Well, if we define imagination as forming a mental image, it may not seem like much. It can sound like a mundane act, simply one of our main faculties as human beings. But what an amazing faculty it is. After reading a passage from Wendell Berry’s Imagination In Place one day, I began to understand imagination as seeing and inwardly seeing. (In fact, that may be a direct quote from the book, pardon my memory.) This phrasing and his words further opened my mind as to why I am so attracted to this faculty and find it urgently necessary to use it. In this “graced moment of opportune crisis” (as Lyanda Lynn Haupt once put it), we must imagine.

We must take a good hard look at ourselves and our communities and the world.
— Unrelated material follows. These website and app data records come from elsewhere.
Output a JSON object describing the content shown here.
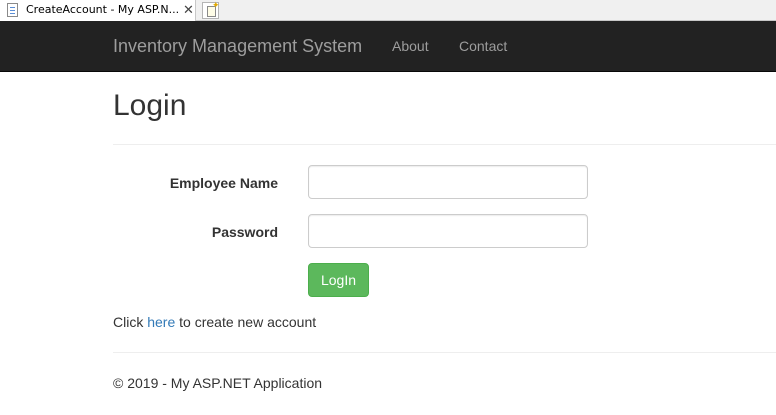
{
  "browser": {
    "tab_title": "CreateAccount - My ASP.N...",
    "close_glyph": "✕"
  },
  "navbar": {
    "brand": "Inventory Management System",
    "links": [
      "About",
      "Contact"
    ]
  },
  "page": {
    "title": "Login"
  },
  "form": {
    "employee_name_label": "Employee Name",
    "employee_name_value": "",
    "password_label": "Password",
    "password_value": "",
    "login_button": "LogIn"
  },
  "create_account": {
    "prefix": "Click ",
    "link": "here",
    "suffix": " to create new account"
  },
  "footer": {
    "text": "© 2019 - My ASP.NET Application"
  },
  "colors": {
    "navbar_bg": "#222222",
    "navbar_text": "#9d9d9d",
    "button_success": "#5cb85c",
    "link": "#337ab7"
  },
  "icons": {
    "tab_icon": "page-icon",
    "new_tab_icon": "new-tab-icon"
  }
}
This awareness of what happens in and around us is key. It is part of the imaginative seeing. However, if it is the only part, our “good hard look” becomes an endless accumulation of facts. This does not end up being terribly useful. It’s plenty of data points, but what do we do with this data? How do we arrange it and interpret them?

This leads to further consideration of inwardly seeing. Inwardly seeing is not self-absorption but is a quiet opportunity to look at what we know and to synthesize the things that our eyes have seen. Quite simply, it’s processing and forming a mental image, as the dictionary definition so mundanely puts it.

It is mundane, in some regards. It is also an accessible faculty to all human beings. I think there’s something powerful in that. I staunchly disbelieve people who say they can’t draw/write/sing/act/etc. I don’t usually say it to their face, but I’m saying it now. We all possess the power to imagine and to create.

Creating things from our imagination is not always a constructive force, but, if we honestly move back and forth between seeing and inwardly seeing, we are bound to do some imagining about what is good and true in the world. And, if we act creatively to bring these good and true things forth, wow. Just wow. That’s where a blog post becomes a woefully inadequate way to depict all this. I surely don’t know how it all works, but I am sure that we all need to use our imagination and make good things.